What Resources Should Be Used?

This is the trickiest of the implementation questions due to the fact that schools are very different when it comes to demographics, access, and available expenses. The most important idea to consider is access to devices for student creation, whether that is for research or programming. This will influence which curriculum is right for your environment.

When considering the type of curriculum that was to be used, I first encountered the challenge that there were no K-12 computer science standards (this was 3 years ago). This presented the challenge of having to create the instructional and curricular goals for each grade level. I was able to start to investigate which resources would be required to facilitate growth toward those goals.

As far as the landscape of computer resources available to students, my school has three computer labs that can be used for K-8 students and a Bring Your Own Device (BYOD) program at the high school. This meant that I needed to consider how to balance computer access with unplugged instruction, both of which are valuable elements of a well rounded CS program.

In order to provide sound instruction for all students, taking into account the limited access to computers for all students, we opted to create a curriculum of our own and find resources (mostly free) that helped deliver the experience. For example, we use the Lego Mindstorm robot kits as a means for learning about programmed movement, but also utilize these kits in a way not intended by the manufacturer, but allows for creativity. The middle school python curriculum uses the web-based IDE called repl.it and lessons created from Python For Everyone. All of these resources are free or open source, making them ideal for scaling when the program grows.

By: CodeforChildren

The high school courses utilize Code.org curricula Computer Science Discoveries and Computer Science Principles. Due to the fact that each student has a device at the high school, we can use the simulations within the curriculum without having to schedule a computer lab. As with other grade levels, the Code.org curriculum is free and quite robust given its ease of access. The instructional approach encourages students to engage in activities where they can identify rules and concepts that lead them to conclusions about the lesson’s subject.

How is the new subject being received?

This is where I am glad to report that we have received resounding support for the addition of the classes across the curriculum. By articulating the value of each topic at the grade level and its alignment with future courses we have been able to show the value of these ideas immediately and their benefits in preparing students for a dynamic world. My name is Andrew Julian and I am a teacher of science, computer science, and technology. I have a passion for considering how technology can positively impact a classroom and the education of all students.

 

Read the original article here.
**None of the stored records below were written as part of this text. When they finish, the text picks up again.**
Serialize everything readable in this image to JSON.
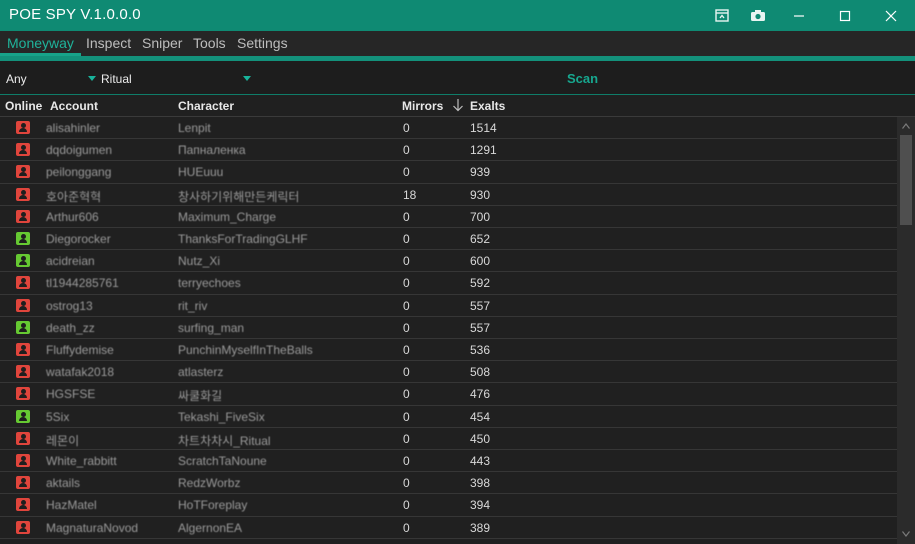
{
  "window": {
    "title": "POE SPY V.1.0.0.0"
  },
  "titlebar_icons": [
    "collapse-icon",
    "camera-icon"
  ],
  "menu": {
    "items": [
      {
        "label": "Moneyway",
        "active": true
      },
      {
        "label": "Inspect",
        "active": false
      },
      {
        "label": "Sniper",
        "active": false
      },
      {
        "label": "Tools",
        "active": false
      },
      {
        "label": "Settings",
        "active": false
      }
    ]
  },
  "filters": {
    "status": "Any",
    "league": "Ritual",
    "scan_label": "Scan"
  },
  "table": {
    "columns": {
      "online": "Online",
      "account": "Account",
      "character": "Character",
      "mirrors": "Mirrors",
      "exalts": "Exalts"
    },
    "sort_column": "Mirrors",
    "sort_direction": "descending",
    "rows": [
      {
        "online": false,
        "account": "alisahinler",
        "character": "Lenpit",
        "mirrors": "0",
        "exalts": "1514"
      },
      {
        "online": false,
        "account": "dqdoigumen",
        "character": "Папналенка",
        "mirrors": "0",
        "exalts": "1291"
      },
      {
        "online": false,
        "account": "peilonggang",
        "character": "HUEuuu",
        "mirrors": "0",
        "exalts": "939"
      },
      {
        "online": false,
        "account": "호아준혁혁",
        "character": "창사하기위해만든케릭터",
        "mirrors": "18",
        "exalts": "930"
      },
      {
        "online": false,
        "account": "Arthur606",
        "character": "Maximum_Charge",
        "mirrors": "0",
        "exalts": "700"
      },
      {
        "online": true,
        "account": "Diegorocker",
        "character": "ThanksForTradingGLHF",
        "mirrors": "0",
        "exalts": "652"
      },
      {
        "online": true,
        "account": "acidreian",
        "character": "Nutz_Xi",
        "mirrors": "0",
        "exalts": "600"
      },
      {
        "online": false,
        "account": "tl1944285761",
        "character": "terryechoes",
        "mirrors": "0",
        "exalts": "592"
      },
      {
        "online": false,
        "account": "ostrog13",
        "character": "rit_riv",
        "mirrors": "0",
        "exalts": "557"
      },
      {
        "online": true,
        "account": "death_zz",
        "character": "surfing_man",
        "mirrors": "0",
        "exalts": "557"
      },
      {
        "online": false,
        "account": "Fluffydemise",
        "character": "PunchinMyselfInTheBalls",
        "mirrors": "0",
        "exalts": "536"
      },
      {
        "online": false,
        "account": "watafak2018",
        "character": "atlasterz",
        "mirrors": "0",
        "exalts": "508"
      },
      {
        "online": false,
        "account": "HGSFSE",
        "character": "싸쿨화길",
        "mirrors": "0",
        "exalts": "476"
      },
      {
        "online": true,
        "account": "5Six",
        "character": "Tekashi_FiveSix",
        "mirrors": "0",
        "exalts": "454"
      },
      {
        "online": false,
        "account": "레몬이",
        "character": "차트차차시_Ritual",
        "mirrors": "0",
        "exalts": "450"
      },
      {
        "online": false,
        "account": "White_rabbitt",
        "character": "ScratchTaNoune",
        "mirrors": "0",
        "exalts": "443"
      },
      {
        "online": false,
        "account": "aktails",
        "character": "RedzWorbz",
        "mirrors": "0",
        "exalts": "398"
      },
      {
        "online": false,
        "account": "HazMatel",
        "character": "HoTForeplay",
        "mirrors": "0",
        "exalts": "394"
      },
      {
        "online": false,
        "account": "MagnaturaNovod",
        "character": "AlgernonEA",
        "mirrors": "0",
        "exalts": "389"
      }
    ]
  },
  "colors": {
    "accent": "#0f8a73",
    "accent_text": "#1fb39b",
    "offline": "#e0453c",
    "online": "#66c932",
    "background": "#202020"
  }
}
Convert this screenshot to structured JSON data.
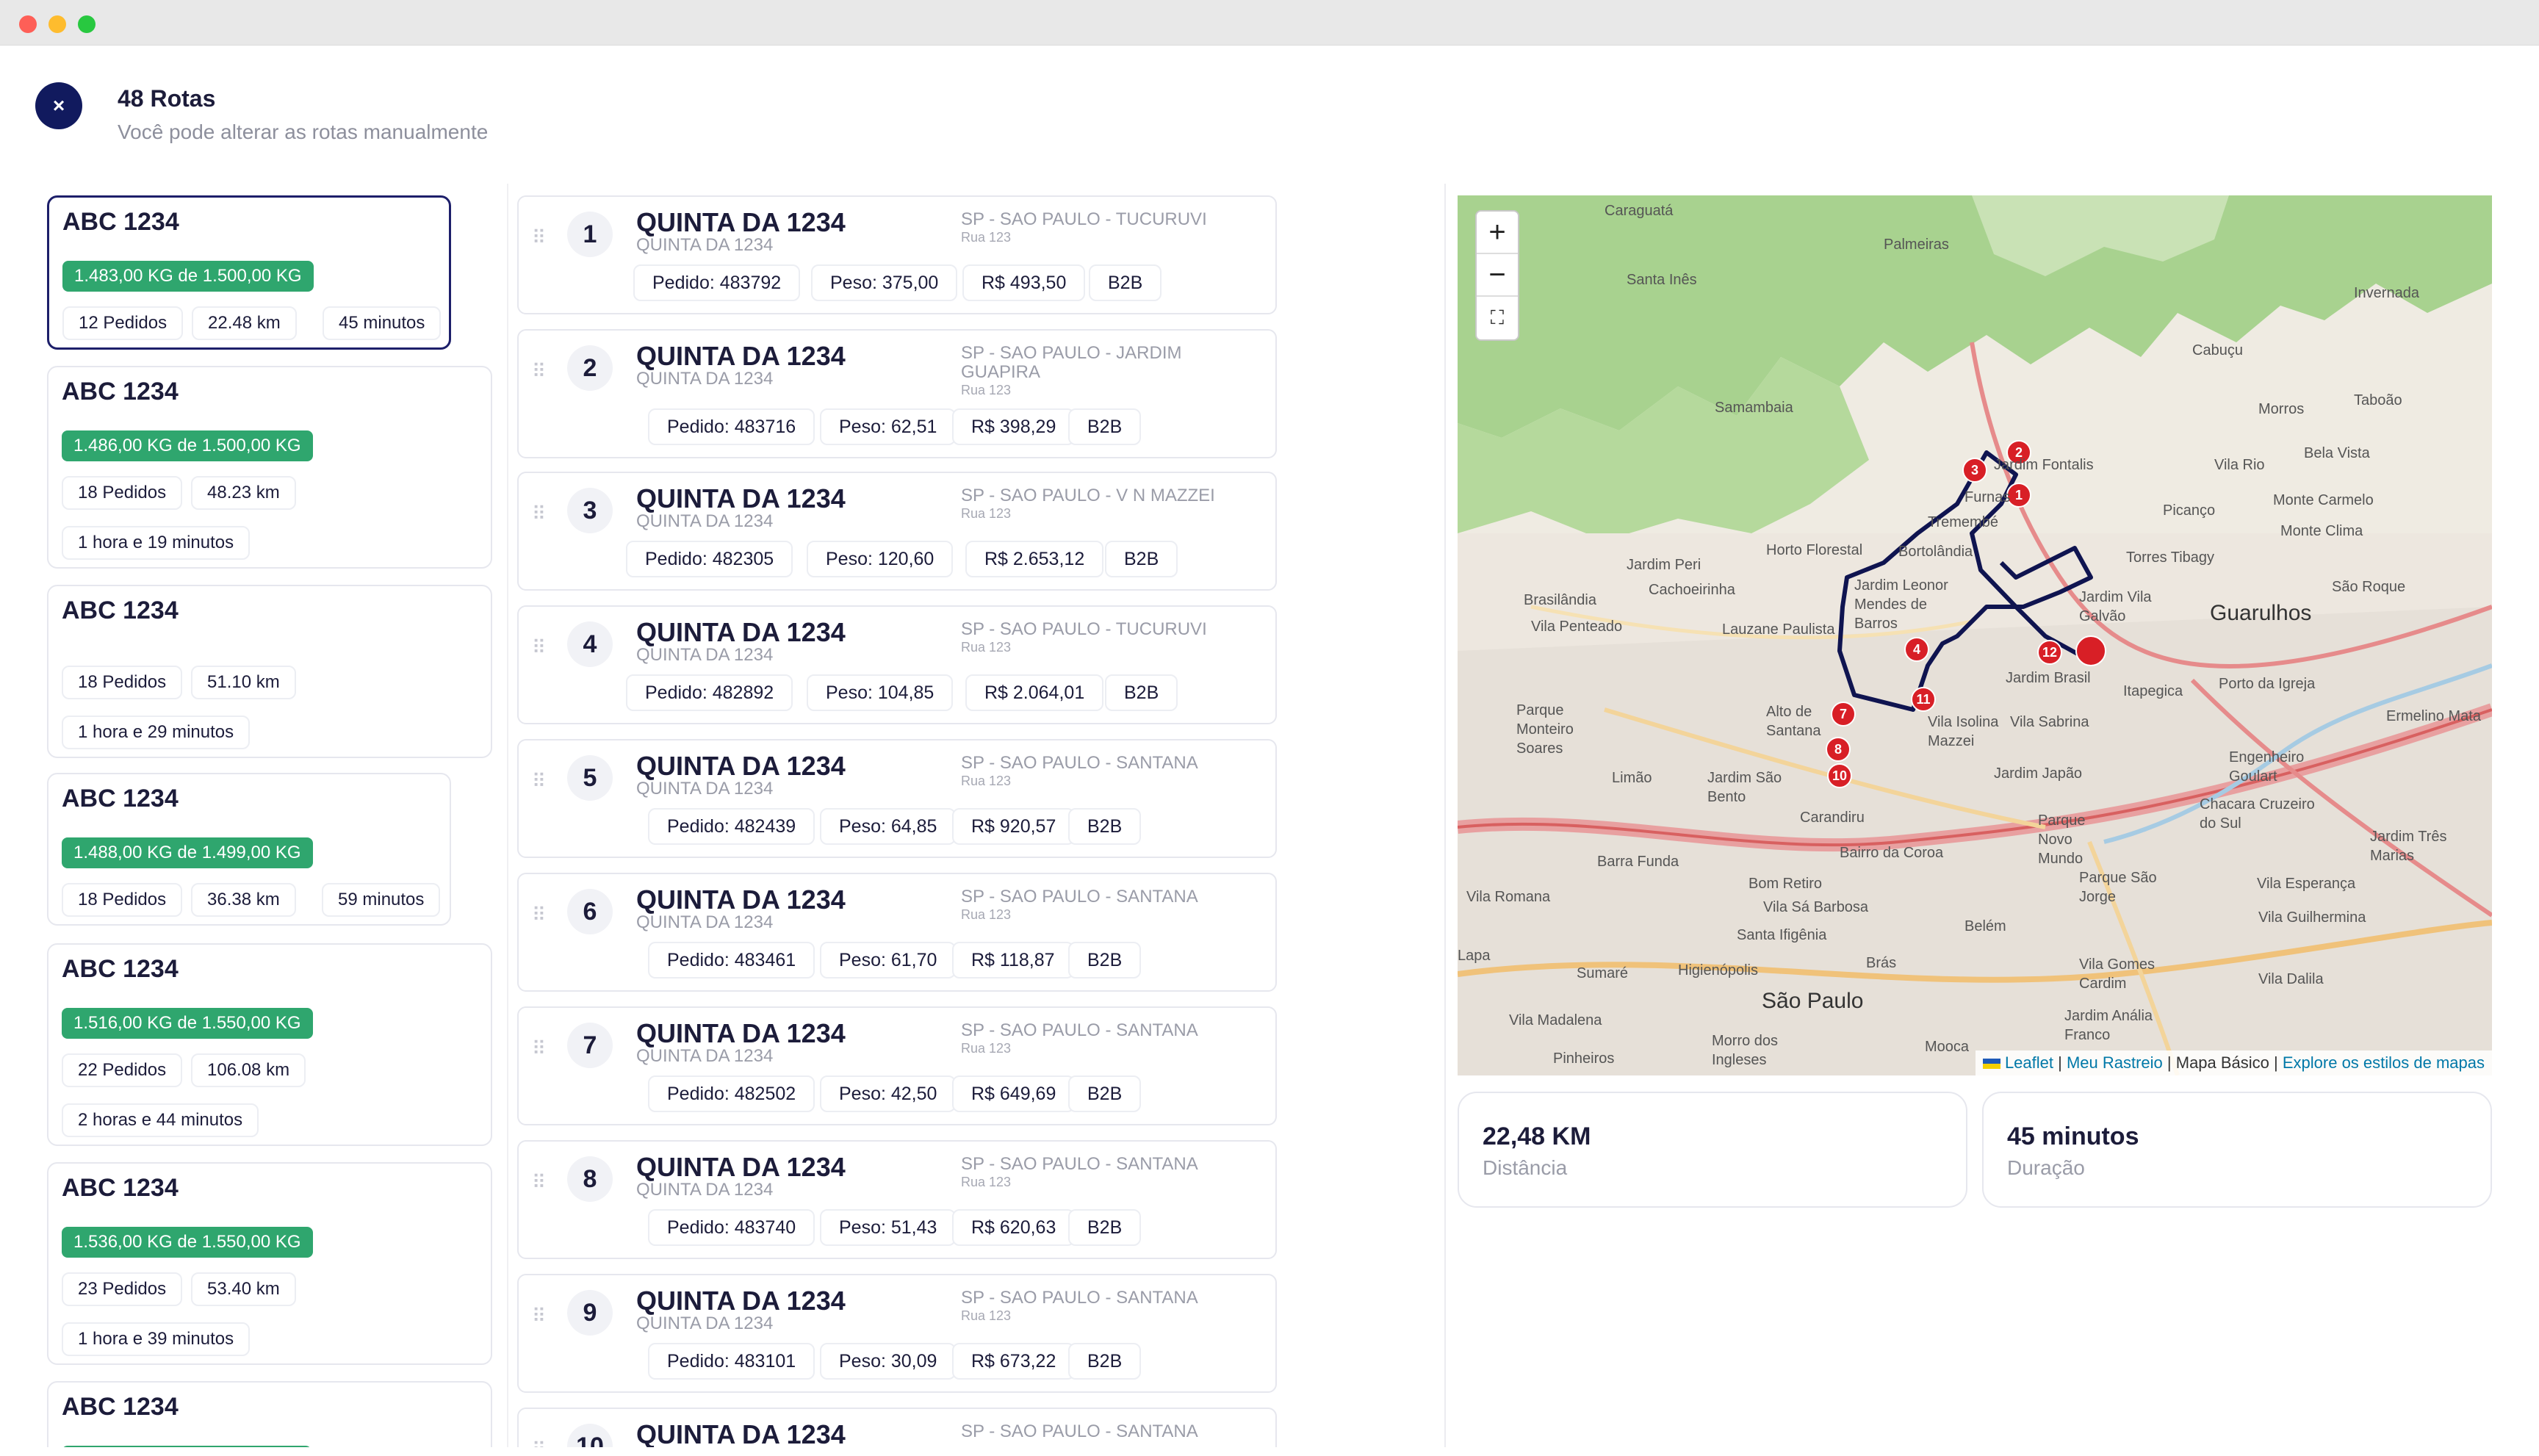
{
  "header": {
    "title": "48 Rotas",
    "subtitle": "Você pode alterar as rotas manualmente",
    "close_label": "×"
  },
  "routes": [
    {
      "name": "ABC 1234",
      "weight": "1.483,00 KG de 1.500,00 KG",
      "orders": "12 Pedidos",
      "distance": "22.48 km",
      "duration": "45 minutos",
      "selected": true
    },
    {
      "name": "ABC 1234",
      "weight": "1.486,00 KG de 1.500,00 KG",
      "orders": "18 Pedidos",
      "distance": "48.23 km",
      "duration": "1 hora e 19 minutos"
    },
    {
      "name": "ABC 1234",
      "weight": "",
      "orders": "18 Pedidos",
      "distance": "51.10 km",
      "duration": "1 hora e 29 minutos"
    },
    {
      "name": "ABC 1234",
      "weight": "1.488,00 KG de 1.499,00 KG",
      "orders": "18 Pedidos",
      "distance": "36.38 km",
      "duration": "59 minutos"
    },
    {
      "name": "ABC 1234",
      "weight": "1.516,00 KG de 1.550,00 KG",
      "orders": "22 Pedidos",
      "distance": "106.08 km",
      "duration": "2 horas e 44 minutos"
    },
    {
      "name": "ABC 1234",
      "weight": "1.536,00 KG de 1.550,00 KG",
      "orders": "23 Pedidos",
      "distance": "53.40 km",
      "duration": "1 hora e 39 minutos"
    },
    {
      "name": "ABC 1234",
      "weight": "",
      "orders": "",
      "distance": "",
      "duration": ""
    }
  ],
  "stops": [
    {
      "num": "1",
      "name": "QUINTA DA 1234",
      "subname": "QUINTA DA 1234",
      "region": "SP - SAO PAULO - TUCURUVI",
      "street": "Rua 123",
      "order": "Pedido: 483792",
      "weight": "Peso: 375,00",
      "value": "R$ 493,50",
      "type": "B2B"
    },
    {
      "num": "2",
      "name": "QUINTA DA 1234",
      "subname": "QUINTA DA 1234",
      "region": "SP - SAO PAULO - JARDIM GUAPIRA",
      "street": "Rua 123",
      "order": "Pedido: 483716",
      "weight": "Peso: 62,51",
      "value": "R$ 398,29",
      "type": "B2B"
    },
    {
      "num": "3",
      "name": "QUINTA DA 1234",
      "subname": "QUINTA DA 1234",
      "region": "SP - SAO PAULO - V N MAZZEI",
      "street": "Rua 123",
      "order": "Pedido: 482305",
      "weight": "Peso: 120,60",
      "value": "R$ 2.653,12",
      "type": "B2B"
    },
    {
      "num": "4",
      "name": "QUINTA DA 1234",
      "subname": "QUINTA DA 1234",
      "region": "SP - SAO PAULO - TUCURUVI",
      "street": "Rua 123",
      "order": "Pedido: 482892",
      "weight": "Peso: 104,85",
      "value": "R$ 2.064,01",
      "type": "B2B"
    },
    {
      "num": "5",
      "name": "QUINTA DA 1234",
      "subname": "QUINTA DA 1234",
      "region": "SP - SAO PAULO - SANTANA",
      "street": "Rua 123",
      "order": "Pedido: 482439",
      "weight": "Peso: 64,85",
      "value": "R$ 920,57",
      "type": "B2B"
    },
    {
      "num": "6",
      "name": "QUINTA DA 1234",
      "subname": "QUINTA DA 1234",
      "region": "SP - SAO PAULO - SANTANA",
      "street": "Rua 123",
      "order": "Pedido: 483461",
      "weight": "Peso: 61,70",
      "value": "R$ 118,87",
      "type": "B2B"
    },
    {
      "num": "7",
      "name": "QUINTA DA 1234",
      "subname": "QUINTA DA 1234",
      "region": "SP - SAO PAULO - SANTANA",
      "street": "Rua 123",
      "order": "Pedido: 482502",
      "weight": "Peso: 42,50",
      "value": "R$ 649,69",
      "type": "B2B"
    },
    {
      "num": "8",
      "name": "QUINTA DA 1234",
      "subname": "QUINTA DA 1234",
      "region": "SP - SAO PAULO - SANTANA",
      "street": "Rua 123",
      "order": "Pedido: 483740",
      "weight": "Peso: 51,43",
      "value": "R$ 620,63",
      "type": "B2B"
    },
    {
      "num": "9",
      "name": "QUINTA DA 1234",
      "subname": "QUINTA DA 1234",
      "region": "SP - SAO PAULO - SANTANA",
      "street": "Rua 123",
      "order": "Pedido: 483101",
      "weight": "Peso: 30,09",
      "value": "R$ 673,22",
      "type": "B2B"
    },
    {
      "num": "10",
      "name": "QUINTA DA 1234",
      "subname": "",
      "region": "SP - SAO PAULO - SANTANA",
      "street": "",
      "order": "",
      "weight": "",
      "value": "",
      "type": ""
    }
  ],
  "map": {
    "zoom_in": "+",
    "zoom_out": "−",
    "fullscreen": "⛶",
    "attribution": {
      "leaflet": "Leaflet",
      "sep1": " | ",
      "meu_rastreio": "Meu Rastreio",
      "sep2": " | Mapa Básico | ",
      "explore": "Explore os estilos de mapas"
    },
    "labels": {
      "caraguata": "Caraguatá",
      "palmeiras": "Palmeiras",
      "santa_ines": "Santa Inês",
      "invernada": "Invernada",
      "cabucu": "Cabuçu",
      "samambaia": "Samambaia",
      "taboao": "Taboão",
      "morros": "Morros",
      "jardim_fontalis": "Jardim Fontalis",
      "vila_rio": "Vila Rio",
      "bela_vista": "Bela Vista",
      "furnas": "Furnas",
      "picanco": "Picanço",
      "monte_carmelo": "Monte Carmelo",
      "tremembe": "Tremembé",
      "monte_clima": "Monte Clima",
      "horto_florestal": "Horto Florestal",
      "bortolandia": "Bortolândia",
      "torres_tibagy": "Torres Tibagy",
      "jardim_peri": "Jardim Peri",
      "cachoeirinha": "Cachoeirinha",
      "brasilandia": "Brasilândia",
      "jardim_leonor": "Jardim Leonor Mendes de Barros",
      "jardim_vila_galvao": "Jardim Vila Galvão",
      "guarulhos": "Guarulhos",
      "sao_roque": "São Roque",
      "vila_penteado": "Vila Penteado",
      "lauzane": "Lauzane Paulista",
      "jardim_brasil": "Jardim Brasil",
      "itapegica": "Itapegica",
      "porto_igreja": "Porto da Igreja",
      "parque_monteiro": "Parque Monteiro Soares",
      "alto_santana": "Alto de Santana",
      "vila_isolina": "Vila Isolina Mazzei",
      "vila_sabrina": "Vila Sabrina",
      "ermelino": "Ermelino Mata",
      "limao": "Limão",
      "jardim_sao_bento": "Jardim São Bento",
      "jardim_japao": "Jardim Japão",
      "engenheiro_goulart": "Engenheiro Goulart",
      "carandiru": "Carandiru",
      "parque_novo_mundo": "Parque Novo Mundo",
      "chacara_cruzeiro": "Chacara Cruzeiro do Sul",
      "barra_funda": "Barra Funda",
      "bairro_coroa": "Bairro da Coroa",
      "jardim_tres_marias": "Jardim Três Marias",
      "bom_retiro": "Bom Retiro",
      "parque_sao_jorge": "Parque São Jorge",
      "vila_esperanca": "Vila Esperança",
      "vila_romana": "Vila Romana",
      "vila_sa_barbosa": "Vila Sá Barbosa",
      "belem": "Belém",
      "vila_guilhermina": "Vila Guilhermina",
      "santa_ifigenia": "Santa Ifigênia",
      "bras": "Brás",
      "vila_gomes_cardim": "Vila Gomes Cardim",
      "vila_dalila": "Vila Dalila",
      "sao_paulo": "São Paulo",
      "jardim_anália_franco": "Jardim Anália Franco",
      "vila_madalena": "Vila Madalena",
      "pinheiros": "Pinheiros",
      "mooca": "Mooca",
      "morro_ingleses": "Morro dos Ingleses",
      "sumare": "Sumaré",
      "higienopolis": "Higienópolis",
      "lapa": "Lapa"
    },
    "markers": [
      "1",
      "2",
      "3",
      "4",
      "7",
      "8",
      "10",
      "11",
      "12"
    ],
    "route_color": "#0f1450",
    "marker_color": "#d81f26"
  },
  "stats": {
    "distance_value": "22,48 KM",
    "distance_label": "Distância",
    "duration_value": "45 minutos",
    "duration_label": "Duração"
  },
  "colors": {
    "brand_navy": "#111a5e",
    "weight_green": "#2fa66e",
    "selected_border": "#1d1f6a"
  }
}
Hawaii to bring Computer Science to every high school

This week, the Hawaii legislature passed a bill that would expand access to computer science across the state. The legislation would require the Hawaii Department of Education to develop and implement a statewide computer science curriculum plan for K-12 public school students, ensure that each public high school offers at least one computer science course, and provides $500,000 to begin to develop and implement computer science teacher development programs with the Department of Education. And just yesterday, the Hawaii State Board of Education adopted new statewide standards for computer science education. Governor David Ige joined the Governors’ Partnership for K-12 Computer Science, stating his support in bringing computer science opportunities to students across Hawaii. In joining the partnership, governors pledge to prioritize computer science education in their states and through introducing computer science education in schools, state leaders are making an investment in their students’ futures. This legislation heads to the Governor’s desk this week where he is expected to sign it. Read the original article here